Recognition accuracy depends on a host of factors, including ambient noise, how clearly you speak, and the name of the person you’re calling. Noisy environments like the inside of a car or a busy office are especially challenging. As someone who spends much of my time working with speech recognition systems, I’ve found that the results are often quirky, sometimes varying even from minute to minute. That probably explains the widely varying opinions that you’ll find in voice dialer reviews posted in the App Store.

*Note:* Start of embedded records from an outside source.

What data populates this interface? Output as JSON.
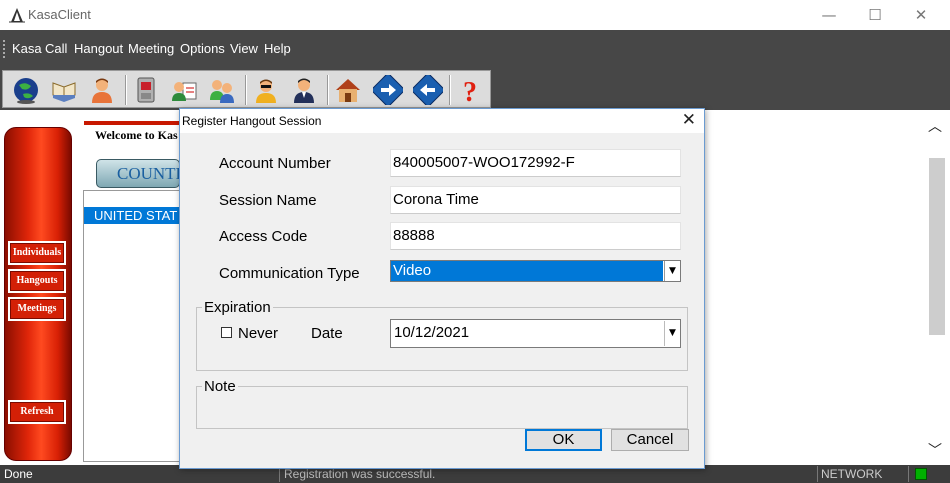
{
  "window": {
    "title": "KasaClient",
    "controls": {
      "minimize": "—",
      "maximize": "☐",
      "close": "✕"
    }
  },
  "menu": {
    "items": [
      "Kasa",
      "Call",
      "Hangout",
      "Meeting",
      "Options",
      "View",
      "Help"
    ]
  },
  "toolbar": {
    "icons": [
      "globe-icon",
      "book-icon",
      "person-icon",
      "phone-icon",
      "contact-icon",
      "group-icon",
      "user-sunglasses-icon",
      "user-suit-icon",
      "home-icon",
      "forward-arrow-icon",
      "back-arrow-icon",
      "help-icon"
    ]
  },
  "sidebar": {
    "buttons": [
      "Individuals",
      "Hangouts",
      "Meetings",
      "Refresh"
    ]
  },
  "main": {
    "welcome": "Welcome to Kas",
    "country_button": "COUNTRY",
    "country_selected": "UNITED STAT"
  },
  "status": {
    "left": "Done",
    "middle": "Registration was successful.",
    "network": "NETWORK",
    "network_color": "#00b000"
  },
  "dialog": {
    "title": "Register Hangout Session",
    "close": "✕",
    "account_label": "Account Number",
    "account_value": "840005007-WOO172992-F",
    "session_label": "Session Name",
    "session_value": "Corona Time",
    "access_label": "Access Code",
    "access_value": "88888",
    "comm_label": "Communication Type",
    "comm_value": "Video",
    "expiration_label": "Expiration",
    "never_label": "Never",
    "never_checked": false,
    "date_label": "Date",
    "date_value": "10/12/2021",
    "note_label": "Note",
    "ok": "OK",
    "cancel": "Cancel"
  }
}
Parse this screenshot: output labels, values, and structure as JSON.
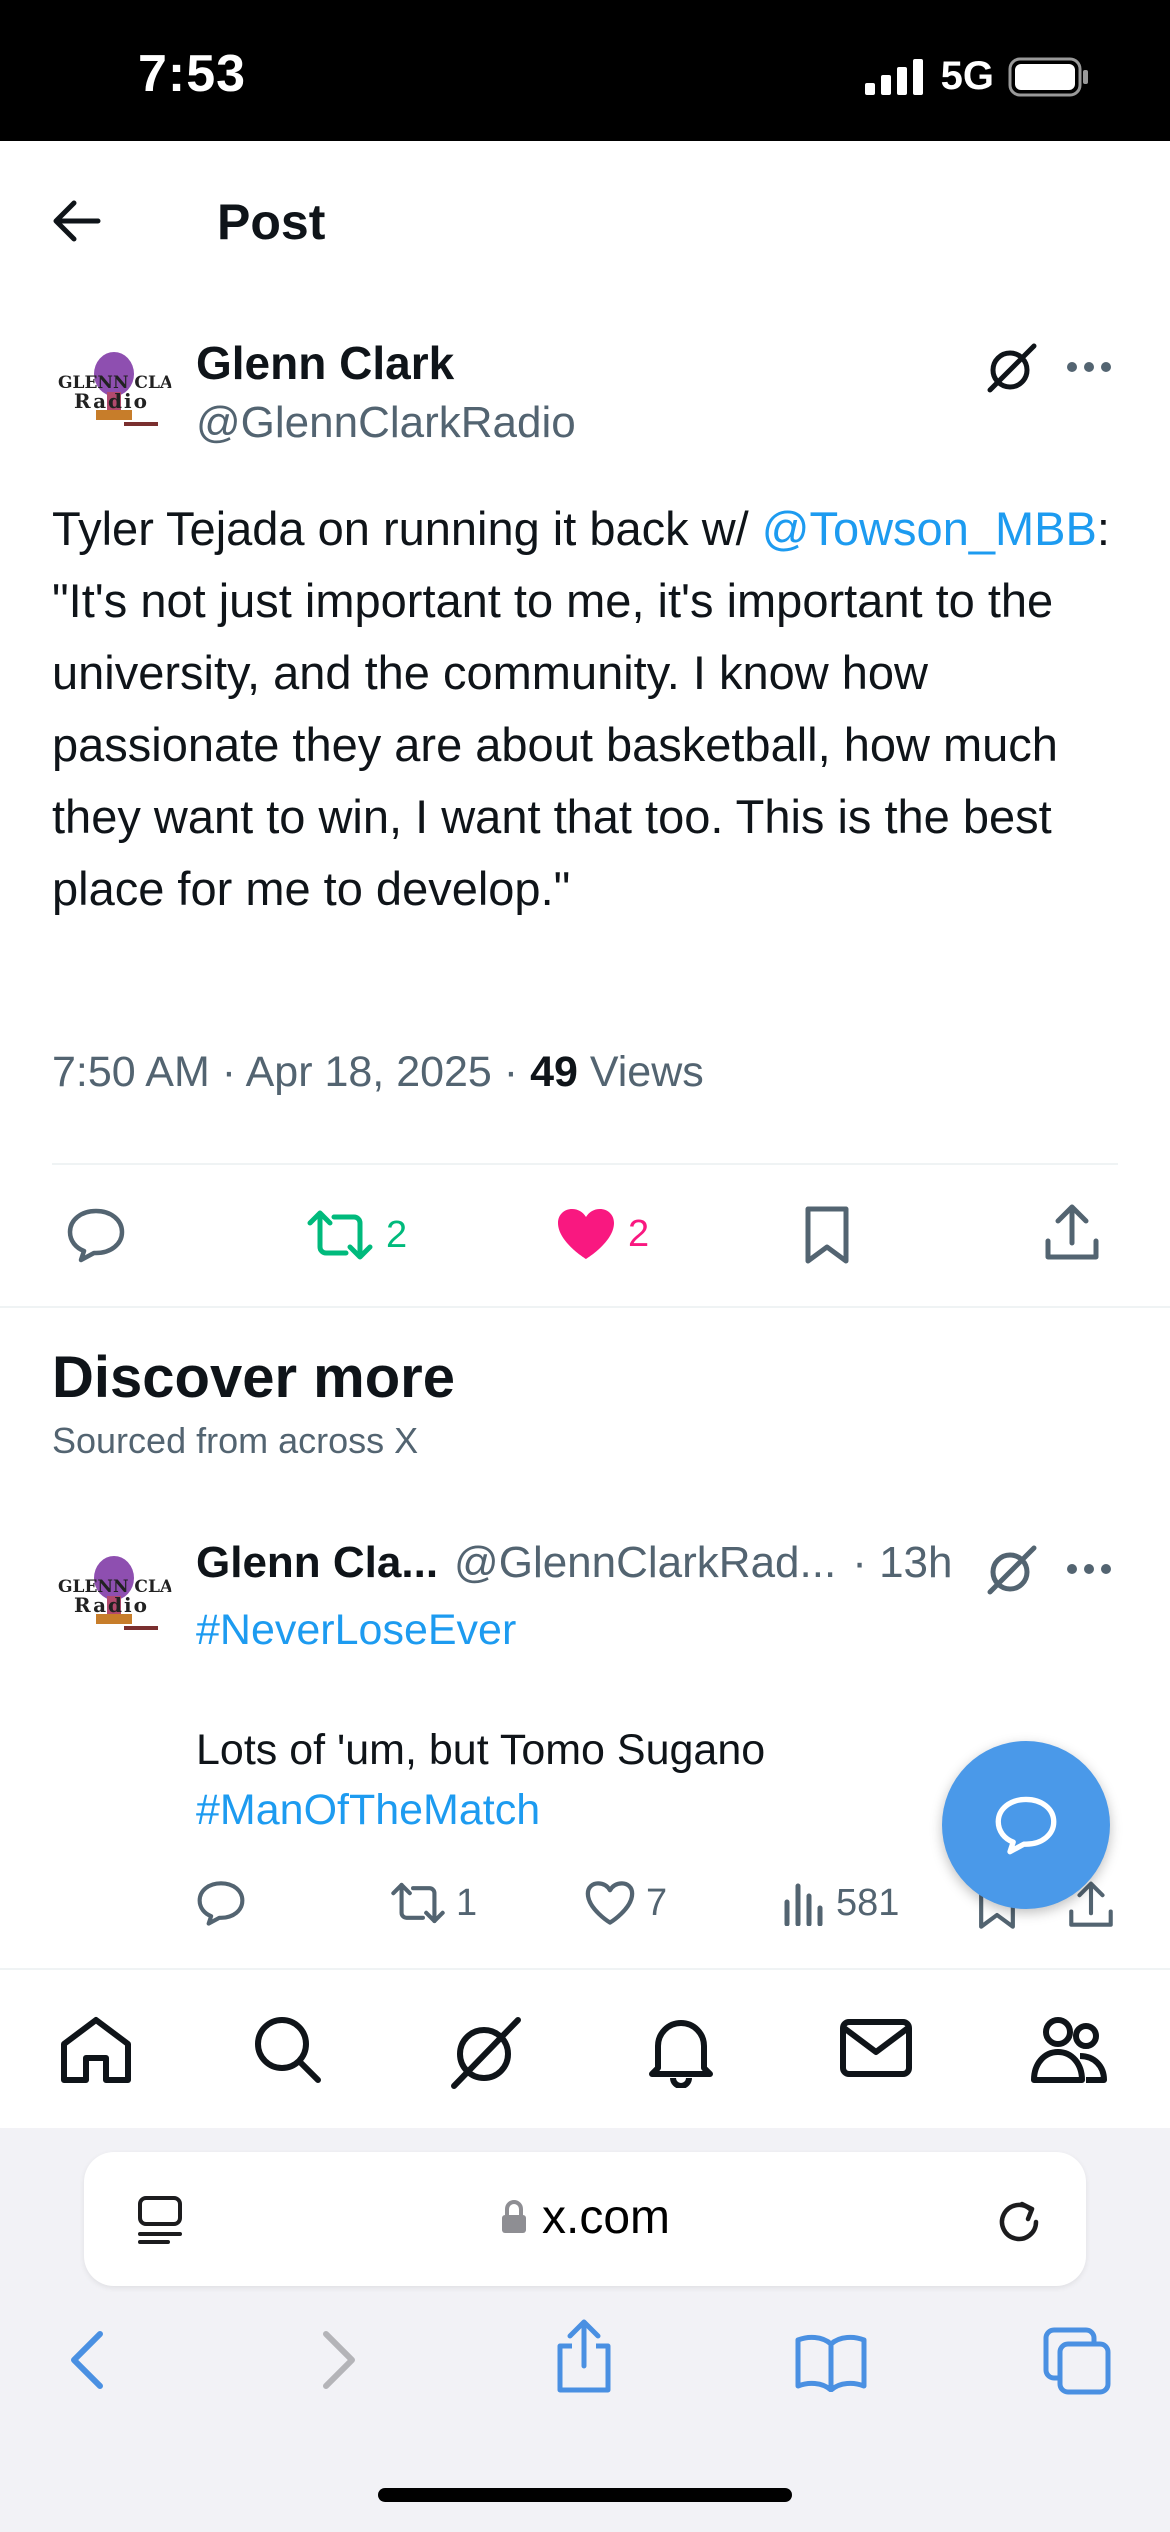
{
  "status_bar": {
    "time": "7:53",
    "network": "5G"
  },
  "header": {
    "title": "Post"
  },
  "post": {
    "author_name": "Glenn Clark",
    "author_handle": "@GlennClarkRadio",
    "text_intro": "Tyler Tejada on running it back w/ ",
    "mention": "@Towson_MBB",
    "text_rest": ": \"It's not just important to me, it's important to the university, and the community. I know how passionate they are about basketball, how much they want to win, I want that too. This is the best place for me to develop.\"",
    "timestamp": "7:50 AM · Apr 18, 2025 · ",
    "views_count": "49",
    "views_label": " Views",
    "retweets": "2",
    "likes": "2"
  },
  "discover": {
    "title": "Discover more",
    "subtitle": "Sourced from across X"
  },
  "tweet2": {
    "author_name": "Glenn Cla...",
    "author_handle": "@GlennClarkRad...",
    "time": "· 13h",
    "hashtag1": "#NeverLoseEver",
    "text": "Lots of 'um, but Tomo Sugano",
    "hashtag2": "#ManOfTheMatch",
    "retweets": "1",
    "likes": "7",
    "views": "581"
  },
  "browser": {
    "url": "x.com"
  },
  "colors": {
    "accent": "#1d9bf0",
    "like": "#f91880",
    "retweet": "#00ba7c",
    "fab": "#4a99e9"
  },
  "icons": [
    "back-arrow-icon",
    "grok-icon",
    "more-icon",
    "reply-icon",
    "retweet-icon",
    "heart-icon",
    "bookmark-icon",
    "share-icon",
    "views-icon",
    "home-icon",
    "search-icon",
    "bell-icon",
    "mail-icon",
    "communities-icon",
    "reader-icon",
    "lock-icon",
    "reload-icon",
    "chevron-left-icon",
    "chevron-right-icon",
    "book-icon",
    "tabs-icon"
  ]
}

In my tests with contacts that ran the gamut from simple names to tongue-twisters, two of the programs, Say Who Pro and VoiceBox Dialer, performed very well, even with high background noise levels. That’s probably because both programs send your voice commands to a remote server for analysis instead of doing it locally. The downside of this approach is that performance suffers if you’re on a very slow network, but both were acceptable on my first generation iPhone’s EDGE connection. Say Who Pro also works with Google Maps to let you search for local addresses or businesses by voice. (There’s a free version of Say Who Dialer that limits itself to just auto-dialing.)
Of the apps that don’t require network connectivity, Fonix iSpeak fared the best overall, getting most of my calls right on the first or second try.
On the road
If you’re expecting voice dialers to let you make hands-free calls while you’re driving, you’ll be disappointed. Thanks to limitations in Apple’s iPhone software for developers, none of them fully support add-on Bluetooth headsets or car kits. To make a call, you have to launch the app if it’s not already running, wait at least a few seconds until it’s ready, and then tap or press and hold a button if the app requires it—that’s too much to do safely while you’re behind the wheel, and it’s against the law in some states. You can carry on a conversation through a Bluetooth device after you’ve started a call, but that’s not the same.
While looking for a safer alternative, I came across a service from AT&T called VoiceDial. For $5 a month, VoiceDial lets you make calls by voice by calling a toll-free number. You add contacts to your VoiceDial address book using a slick Web interface, and the recognition is excellent, even in traffic. If you make sure that the VoiceDial access number is at the top of your recently called list before you get into your car, you can initiate VoiceDial calls through Bluetooth devices that support redial. (Some studies show that any cell phone use impairs your driving ability, so always be careful.)
The bottom line
Say Who Pro Dialer & Maps and VoiceBox Dialer both provide very good accuracy at the expense of requiring an active network connection to perform their magic. And, despite assurances from their vendors, you may want to avoid them if you’re concerned about sending your voice dialing commands to remote servers.
Of the remaining apps, Fonix iSpeak is my top pick—it’s reasonably accurate, and you can use it without looking at the screen.
As I’ve mentioned, none of the voice dialers is an acceptable solution for making calls while you’re driving, but that’s Apple’s fault. I’m hoping that with enough feedback, Apple will support Bluetooth dialing or offer its own voice dialing solution in a future software update.
All apps rated in this round-up work with any iPhone running the iPhone 2.x software update.
[Franklin N. Tessler is a university professor and radiologist who lives in Birmingham, Alabama.]